TASK DIRECTIONS
Scan the data below for the string "number". Show every line where it turns up.

DATA
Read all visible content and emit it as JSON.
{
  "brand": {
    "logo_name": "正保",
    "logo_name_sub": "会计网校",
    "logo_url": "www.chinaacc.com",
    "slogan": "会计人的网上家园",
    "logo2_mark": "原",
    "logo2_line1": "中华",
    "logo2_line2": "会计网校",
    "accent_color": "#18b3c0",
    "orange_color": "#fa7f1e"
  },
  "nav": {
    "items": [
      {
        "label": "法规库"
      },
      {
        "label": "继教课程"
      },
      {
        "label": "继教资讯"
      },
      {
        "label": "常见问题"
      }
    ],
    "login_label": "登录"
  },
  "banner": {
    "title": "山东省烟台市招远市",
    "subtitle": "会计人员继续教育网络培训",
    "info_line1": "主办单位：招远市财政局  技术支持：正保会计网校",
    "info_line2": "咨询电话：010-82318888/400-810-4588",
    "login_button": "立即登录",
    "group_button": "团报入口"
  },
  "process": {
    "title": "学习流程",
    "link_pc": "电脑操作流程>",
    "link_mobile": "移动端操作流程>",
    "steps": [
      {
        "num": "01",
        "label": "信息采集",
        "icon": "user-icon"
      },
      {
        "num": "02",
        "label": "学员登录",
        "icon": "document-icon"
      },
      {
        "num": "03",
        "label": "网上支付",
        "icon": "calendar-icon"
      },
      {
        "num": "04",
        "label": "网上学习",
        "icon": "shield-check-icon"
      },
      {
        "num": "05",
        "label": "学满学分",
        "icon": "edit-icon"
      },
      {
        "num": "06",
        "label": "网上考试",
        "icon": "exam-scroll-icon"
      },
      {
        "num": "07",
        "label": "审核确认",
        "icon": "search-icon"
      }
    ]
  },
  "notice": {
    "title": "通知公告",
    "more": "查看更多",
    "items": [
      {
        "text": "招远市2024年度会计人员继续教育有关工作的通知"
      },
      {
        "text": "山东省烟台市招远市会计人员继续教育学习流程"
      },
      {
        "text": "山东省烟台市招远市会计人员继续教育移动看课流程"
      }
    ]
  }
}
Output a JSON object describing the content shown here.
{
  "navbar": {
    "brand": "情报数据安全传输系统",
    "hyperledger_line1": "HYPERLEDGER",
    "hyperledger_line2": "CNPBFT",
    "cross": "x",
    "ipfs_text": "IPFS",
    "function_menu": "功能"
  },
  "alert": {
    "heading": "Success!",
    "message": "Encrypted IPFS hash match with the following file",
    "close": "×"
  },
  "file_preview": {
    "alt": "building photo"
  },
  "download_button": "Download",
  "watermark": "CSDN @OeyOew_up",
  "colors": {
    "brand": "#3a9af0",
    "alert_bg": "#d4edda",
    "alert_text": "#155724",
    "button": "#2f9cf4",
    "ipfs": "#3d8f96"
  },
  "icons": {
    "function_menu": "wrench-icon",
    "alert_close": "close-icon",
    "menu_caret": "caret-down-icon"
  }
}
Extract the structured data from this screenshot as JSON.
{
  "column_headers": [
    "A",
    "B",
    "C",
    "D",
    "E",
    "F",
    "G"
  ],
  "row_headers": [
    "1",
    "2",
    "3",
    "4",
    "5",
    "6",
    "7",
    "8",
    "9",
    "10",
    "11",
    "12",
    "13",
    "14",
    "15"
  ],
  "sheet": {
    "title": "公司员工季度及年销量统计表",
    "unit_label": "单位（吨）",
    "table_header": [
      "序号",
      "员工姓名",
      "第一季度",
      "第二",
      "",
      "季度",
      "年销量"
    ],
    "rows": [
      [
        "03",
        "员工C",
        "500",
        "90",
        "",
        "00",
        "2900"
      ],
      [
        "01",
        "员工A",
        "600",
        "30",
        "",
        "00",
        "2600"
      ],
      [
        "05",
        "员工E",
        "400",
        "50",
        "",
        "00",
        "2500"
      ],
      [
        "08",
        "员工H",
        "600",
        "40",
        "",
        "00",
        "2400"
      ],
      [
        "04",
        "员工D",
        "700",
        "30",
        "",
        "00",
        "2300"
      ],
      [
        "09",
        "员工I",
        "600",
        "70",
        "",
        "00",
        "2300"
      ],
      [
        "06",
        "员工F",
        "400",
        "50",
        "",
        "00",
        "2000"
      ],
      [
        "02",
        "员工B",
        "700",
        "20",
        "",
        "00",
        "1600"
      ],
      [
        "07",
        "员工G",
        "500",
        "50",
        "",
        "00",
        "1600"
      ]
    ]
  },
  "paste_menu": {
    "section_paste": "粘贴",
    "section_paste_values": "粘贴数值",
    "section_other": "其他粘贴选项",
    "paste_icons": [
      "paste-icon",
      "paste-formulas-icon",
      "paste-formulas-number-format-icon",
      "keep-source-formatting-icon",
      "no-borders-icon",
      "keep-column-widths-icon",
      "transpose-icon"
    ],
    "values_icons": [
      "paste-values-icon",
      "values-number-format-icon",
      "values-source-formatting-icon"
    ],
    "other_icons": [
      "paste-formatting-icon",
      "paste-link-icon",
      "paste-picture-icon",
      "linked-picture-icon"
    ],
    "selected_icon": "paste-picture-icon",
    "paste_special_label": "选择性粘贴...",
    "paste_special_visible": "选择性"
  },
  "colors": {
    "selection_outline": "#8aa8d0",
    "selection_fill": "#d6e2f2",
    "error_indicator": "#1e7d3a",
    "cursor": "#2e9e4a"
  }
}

REPLY TO THE TASK
      "paste-formulas-number-format-icon",
      "values-number-format-icon",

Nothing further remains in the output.